    IVM has been a partner of a consortium that developed a methodology to better assess biodiversity impacts of European trade liberalization agreements. The consortium, lead by the Institute for European Environmental Policy (www.ieep.eu), developed a methodology that outlined a stepwise process on how to set up and carry out an assessment of the impacts of trade liberalisation on biodiversity in a structured and consistent manner, with a special focus on quantifying the impacts. It was designed to be implemented as part of the Commission’s overall trade impact assessment process, both before and/or during the trade negotiations (ex-ante) and when trade agreements are in place (ex-post). The methodological framework was envisioned to lead to trade liberalization with a lower negative impact on biodiversity.

    Contact information: Dr Žiga Malek.

  • GLOLAND (2013-2019)

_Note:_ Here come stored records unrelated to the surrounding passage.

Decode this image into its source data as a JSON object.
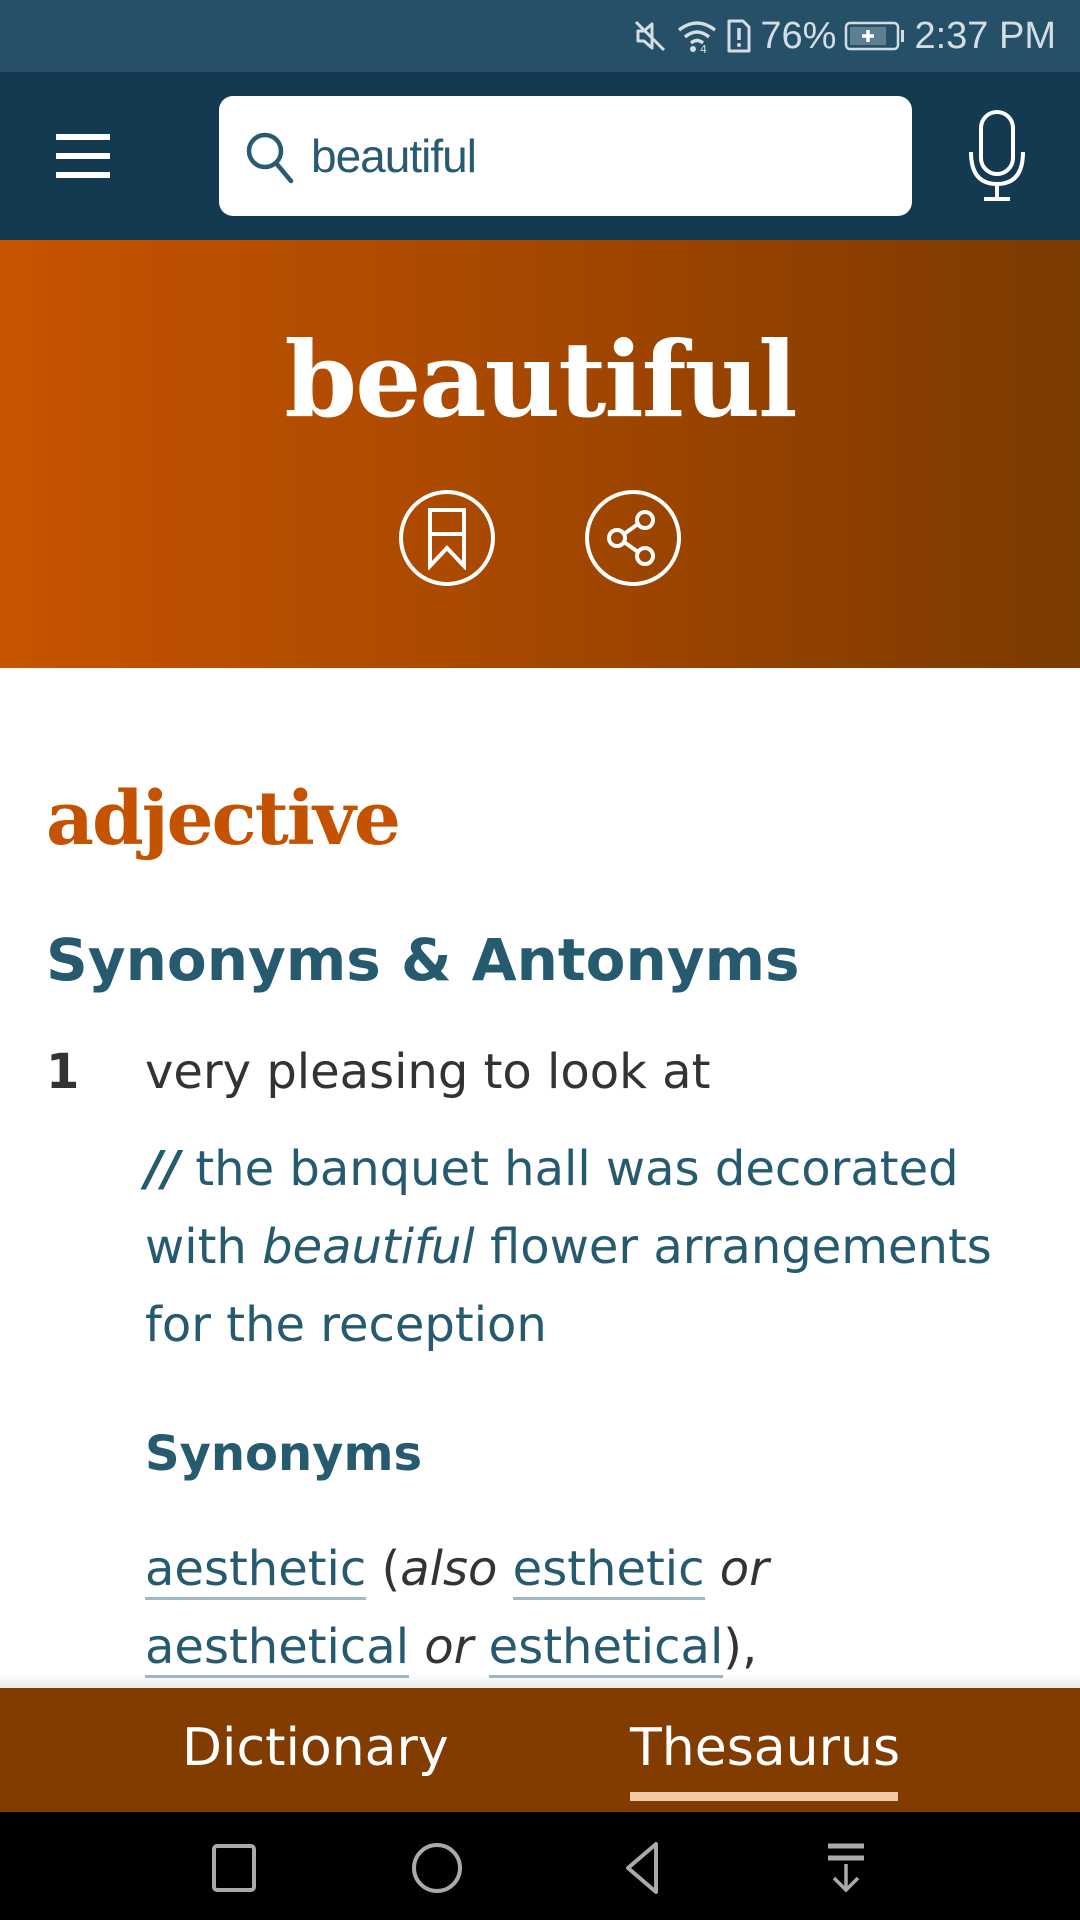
{
  "status_bar": {
    "battery_percent": "76%",
    "time": "2:37 PM",
    "icons": [
      "mute-icon",
      "wifi-icon",
      "sim-alert-icon",
      "battery-charging-icon"
    ]
  },
  "header": {
    "menu_icon": "hamburger-menu-icon",
    "search": {
      "value": "beautiful",
      "icon": "search-icon"
    },
    "mic_icon": "microphone-icon"
  },
  "hero": {
    "word": "beautiful",
    "actions": [
      {
        "icon": "bookmark-icon",
        "label": "Save word"
      },
      {
        "icon": "share-icon",
        "label": "Share"
      }
    ]
  },
  "entry": {
    "part_of_speech": "adjective",
    "section_title": "Synonyms & Antonyms",
    "senses": [
      {
        "number": "1",
        "definition": "very pleasing to look at",
        "example": {
          "marker": "//",
          "before": " the banquet hall was decorated with ",
          "highlight": "beautiful",
          "after": " flower arrangements for the reception"
        },
        "synonyms_title": "Synonyms",
        "synonyms": {
          "first": "aesthetic",
          "also_label": "also",
          "variant1": "esthetic",
          "or1": "or",
          "variant2": "aesthetical",
          "or2": "or",
          "variant3": "esthetical",
          "trailing": "),"
        }
      }
    ]
  },
  "tabs": {
    "items": [
      {
        "label": "Dictionary",
        "active": false
      },
      {
        "label": "Thesaurus",
        "active": true
      }
    ],
    "active_underline_color": "#f2c9a6"
  },
  "nav_bar": {
    "buttons": [
      "recents-square-icon",
      "home-circle-icon",
      "back-triangle-icon",
      "notification-pull-down-icon"
    ]
  },
  "colors": {
    "status_bar": "#265068",
    "header": "#143a52",
    "hero_start": "#c65400",
    "hero_end": "#7c3b00",
    "accent_orange": "#c45200",
    "teal_text": "#265a6e",
    "tab_bar": "#823c00"
  }
}
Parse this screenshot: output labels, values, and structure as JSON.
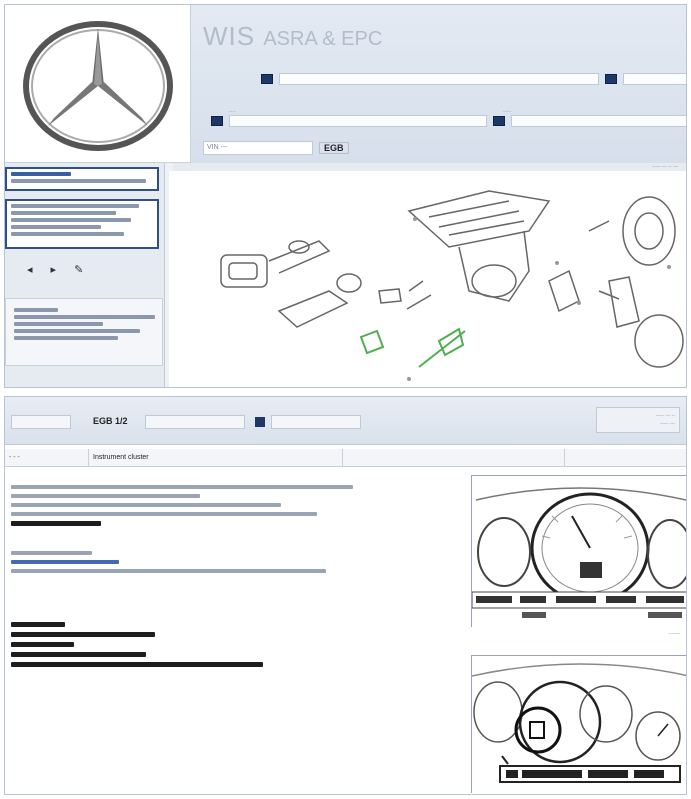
{
  "top_window": {
    "title": "WIS",
    "title_sub": "ASRA & EPC",
    "vin_field": "VIN  ---",
    "vin_button": "EGB",
    "tool_icons": [
      "◂",
      "▸",
      "✎"
    ],
    "diagram_header_right": "----- --- -- ---"
  },
  "bottom_window": {
    "toolbar_label": "EGB 1/2",
    "tab_value": "Instrument cluster",
    "tab_placeholder": "- - -",
    "right_box": "----- --- --\n----- ---"
  },
  "colors": {
    "accent_dark_blue": "#1d3766",
    "panel_bg": "#eef2f7",
    "highlight_green": "#4fae4f"
  }
}
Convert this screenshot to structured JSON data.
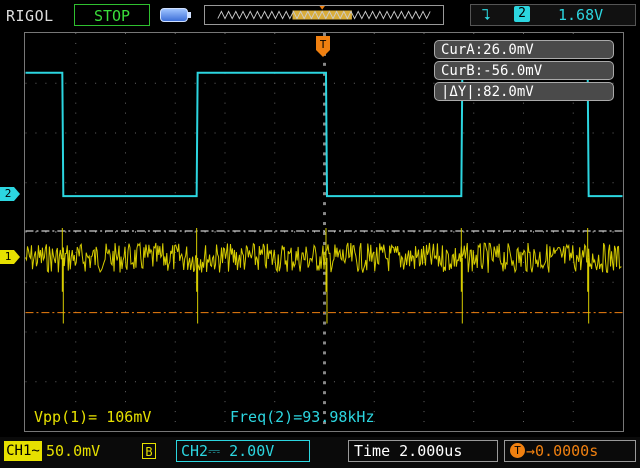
{
  "header": {
    "brand": "RIGOL",
    "run_state": "STOP",
    "trigger_channel": "2",
    "trigger_level": "1.68V"
  },
  "cursors": {
    "cur_a": "CurA:26.0mV",
    "cur_b": "CurB:-56.0mV",
    "delta_y": "|ΔY|:82.0mV"
  },
  "measurements": {
    "vpp": "Vpp(1)= 106mV",
    "freq": "Freq(2)=93.98kHz"
  },
  "markers": {
    "ch2": "2",
    "ch1": "1",
    "trigger": "T"
  },
  "footer": {
    "ch1_label": "CH1",
    "ch1_coupling": "~",
    "ch1_scale": "50.0mV",
    "ch1_bw": "B",
    "ch2_label": "CH2",
    "ch2_coupling": "⎓",
    "ch2_scale": "2.00V",
    "time_label": "Time",
    "time_scale": "2.000us",
    "trigger_offset": "→0.0000s"
  },
  "colors": {
    "ch1": "#e6e000",
    "ch2": "#2cd6e0",
    "trigger": "#f08010",
    "run_state": "#3adf3a"
  }
}
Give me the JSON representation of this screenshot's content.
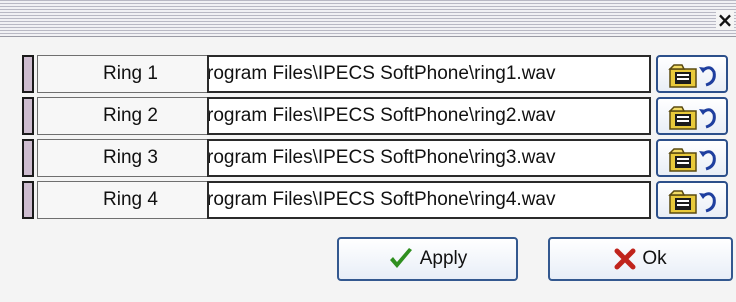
{
  "dialog": {
    "close_glyph": "×"
  },
  "rows": [
    {
      "label": "Ring 1",
      "path": "rogram Files\\IPECS SoftPhone\\ring1.wav"
    },
    {
      "label": "Ring 2",
      "path": "rogram Files\\IPECS SoftPhone\\ring2.wav"
    },
    {
      "label": "Ring 3",
      "path": "rogram Files\\IPECS SoftPhone\\ring3.wav"
    },
    {
      "label": "Ring 4",
      "path": "rogram Files\\IPECS SoftPhone\\ring4.wav"
    }
  ],
  "icons": {
    "browse": "folder-browse-icon",
    "apply": "checkmark-icon",
    "ok": "x-mark-icon",
    "apply_color": "#2f8f1f",
    "ok_color": "#c0241c"
  },
  "buttons": {
    "apply_label": "Apply",
    "ok_label": "Ok"
  }
}
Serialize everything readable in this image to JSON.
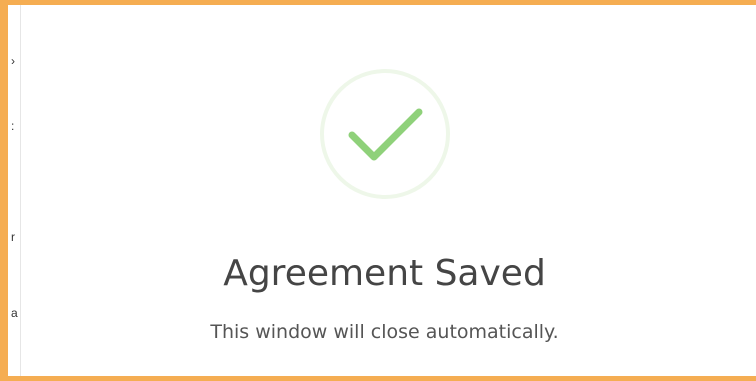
{
  "dialog": {
    "title": "Agreement Saved",
    "message": "This window will close automatically.",
    "icon": "checkmark-icon"
  },
  "colors": {
    "frame_border": "#f5ad52",
    "check_stroke": "#8fd17a",
    "check_ring": "#eef7e9",
    "title_text": "#454545",
    "message_text": "#555555"
  }
}
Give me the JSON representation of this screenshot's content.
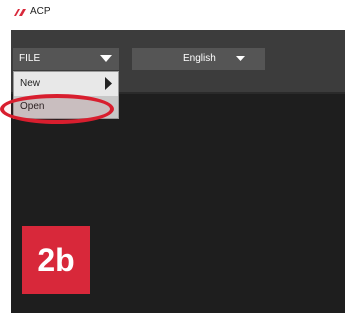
{
  "titlebar": {
    "app_name": "ACP",
    "logo": "acp-logo-icon"
  },
  "toolbar": {
    "file_dropdown": {
      "label": "FILE",
      "icon": "triangle-down-icon"
    },
    "language_dropdown": {
      "selected": "English",
      "icon": "triangle-down-icon"
    }
  },
  "file_menu": {
    "items": [
      {
        "label": "New",
        "icon": "submenu-arrow-icon"
      },
      {
        "label": "Open"
      }
    ]
  },
  "annotation": {
    "badge": "2b",
    "color": "#d8283a"
  }
}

    Land is a limited resource that is under pressure of demand from different sectors and affected by many of the global targets in the Sustainable Development Goals. While serving the global population, land management is decided upon by individual land owners and managers that pursue different objectives and have different means. The GLOLAND project (ERC Consolidator Grant to Peter Verburg) addressed land as a socio-ecological system and explicitly addressed the different actors and decision making mechanisms that are important to land use change. Insights in decision making and the variety of land systems were included in a land systems model that simulates changes between different land management systems including agricultural systems that range from shifting cultivation for subsistence needs to large-scale land acquisitions serving the global value chains. The land systems model CLUMondo was applied both on national and global scales. For the global scale the model allowed making an exploration of how land systems globally would look like if the agreed international targets that relate to land restoration and reforestation would be achieved. This simulation sheds insights in the trade-offs embedded in such targets and the possible pathways of achieving such global targets.

    For more information contact Prof. Peter Verburg 

    This project has received funding from the European Union’s Seventh Framework Programme for research, technological development and demonstration under Grant Agreement No. 311819